Description of the task >> Go over these records and count the lines with the string "resource" in them; the count is all that should be returned.

[[ Materials provided, beginning ]]

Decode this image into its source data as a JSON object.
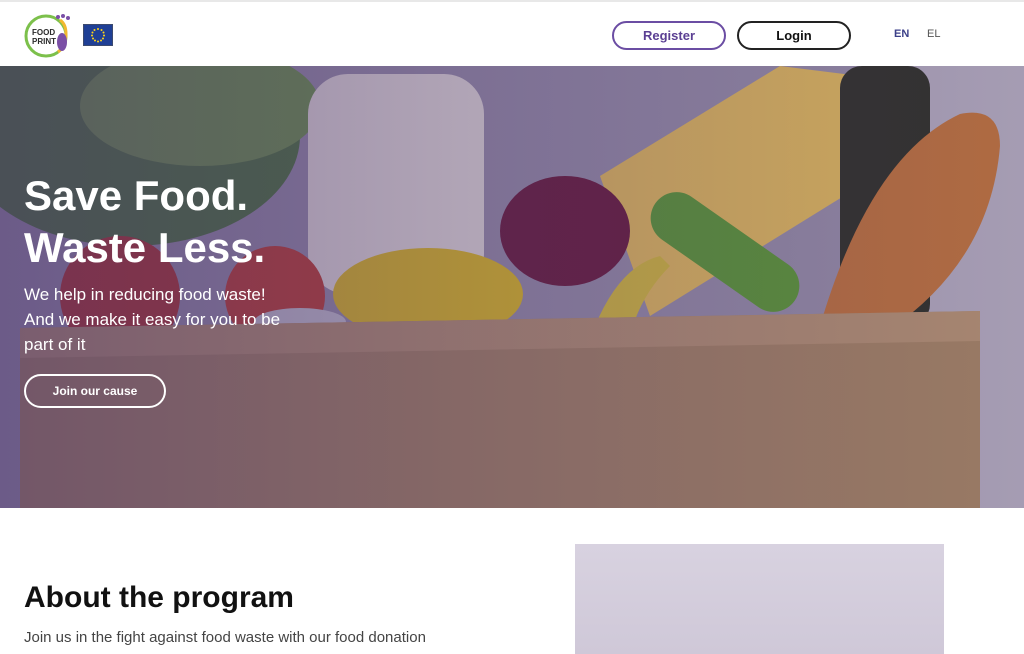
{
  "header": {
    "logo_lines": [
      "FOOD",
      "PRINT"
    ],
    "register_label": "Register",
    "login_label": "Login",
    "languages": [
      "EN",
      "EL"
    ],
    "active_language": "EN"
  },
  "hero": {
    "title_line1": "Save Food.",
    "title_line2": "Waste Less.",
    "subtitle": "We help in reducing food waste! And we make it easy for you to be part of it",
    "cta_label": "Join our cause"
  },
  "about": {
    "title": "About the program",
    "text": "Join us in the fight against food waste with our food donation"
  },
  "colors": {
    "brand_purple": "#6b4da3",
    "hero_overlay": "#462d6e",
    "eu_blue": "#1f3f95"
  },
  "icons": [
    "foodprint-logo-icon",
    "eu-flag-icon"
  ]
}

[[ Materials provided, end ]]
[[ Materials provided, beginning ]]

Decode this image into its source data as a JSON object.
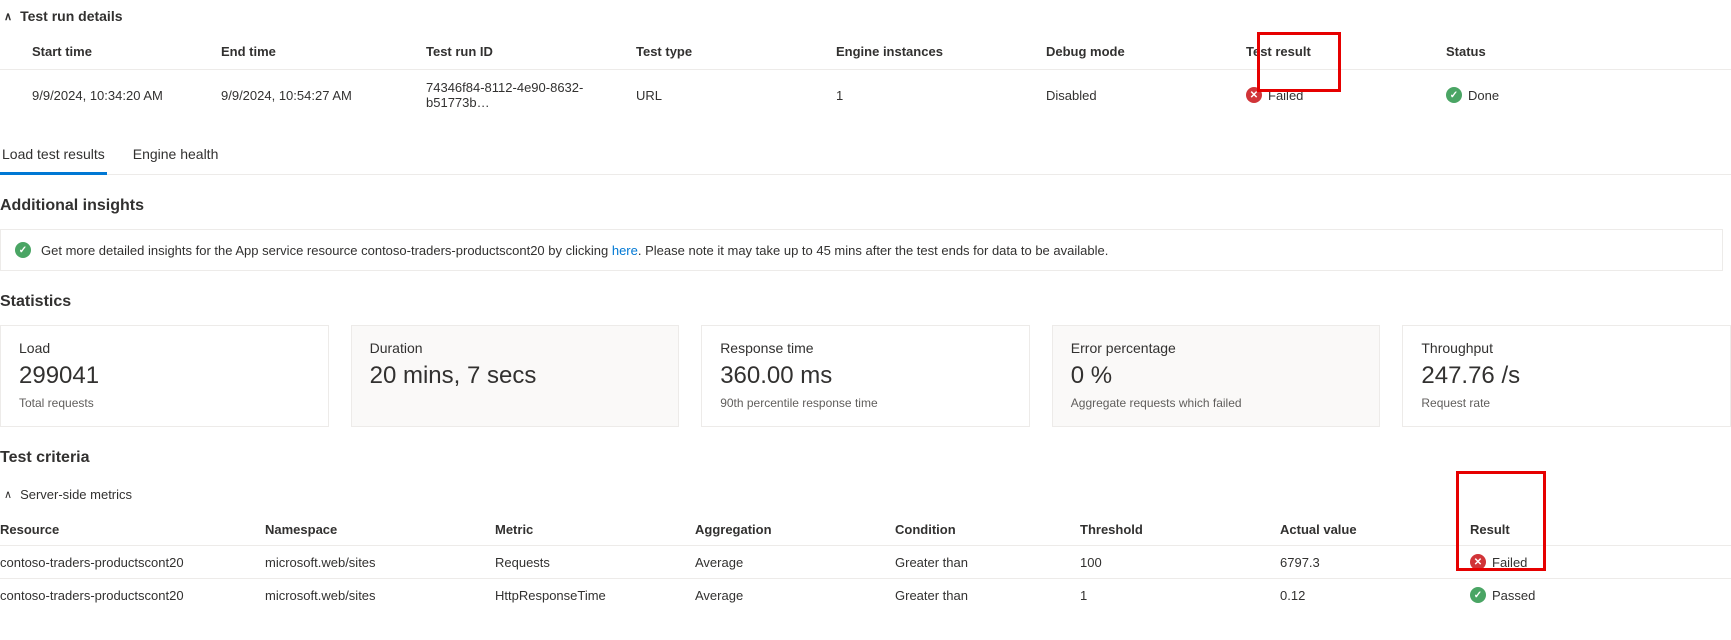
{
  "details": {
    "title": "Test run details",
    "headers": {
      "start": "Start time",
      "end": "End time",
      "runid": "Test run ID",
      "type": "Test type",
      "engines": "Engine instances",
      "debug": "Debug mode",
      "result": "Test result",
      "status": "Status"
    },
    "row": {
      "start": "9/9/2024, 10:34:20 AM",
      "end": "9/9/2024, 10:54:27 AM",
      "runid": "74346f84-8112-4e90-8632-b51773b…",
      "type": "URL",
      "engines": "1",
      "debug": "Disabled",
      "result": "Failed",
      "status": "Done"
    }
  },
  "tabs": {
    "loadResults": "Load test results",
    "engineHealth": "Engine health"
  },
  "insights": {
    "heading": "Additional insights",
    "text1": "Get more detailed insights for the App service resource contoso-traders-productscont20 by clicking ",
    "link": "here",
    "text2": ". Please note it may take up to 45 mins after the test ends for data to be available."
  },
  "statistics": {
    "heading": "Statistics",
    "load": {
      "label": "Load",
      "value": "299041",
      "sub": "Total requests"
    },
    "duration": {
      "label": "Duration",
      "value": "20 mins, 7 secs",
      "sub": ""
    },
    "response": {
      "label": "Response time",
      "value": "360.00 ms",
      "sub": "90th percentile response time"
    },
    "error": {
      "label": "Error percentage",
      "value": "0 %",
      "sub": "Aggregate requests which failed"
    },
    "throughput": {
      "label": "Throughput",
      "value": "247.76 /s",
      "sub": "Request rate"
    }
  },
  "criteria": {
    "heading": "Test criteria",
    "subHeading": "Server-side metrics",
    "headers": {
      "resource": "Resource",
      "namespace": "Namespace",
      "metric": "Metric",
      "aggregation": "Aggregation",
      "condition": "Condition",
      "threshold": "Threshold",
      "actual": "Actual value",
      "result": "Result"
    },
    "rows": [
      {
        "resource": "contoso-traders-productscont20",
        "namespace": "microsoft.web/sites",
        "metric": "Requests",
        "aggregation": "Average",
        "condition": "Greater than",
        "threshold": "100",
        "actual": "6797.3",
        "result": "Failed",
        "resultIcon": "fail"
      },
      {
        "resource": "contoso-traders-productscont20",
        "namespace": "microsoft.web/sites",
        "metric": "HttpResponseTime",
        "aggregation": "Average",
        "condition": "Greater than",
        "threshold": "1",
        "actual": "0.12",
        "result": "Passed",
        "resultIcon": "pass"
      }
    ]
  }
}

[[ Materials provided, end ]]

Written response >> 4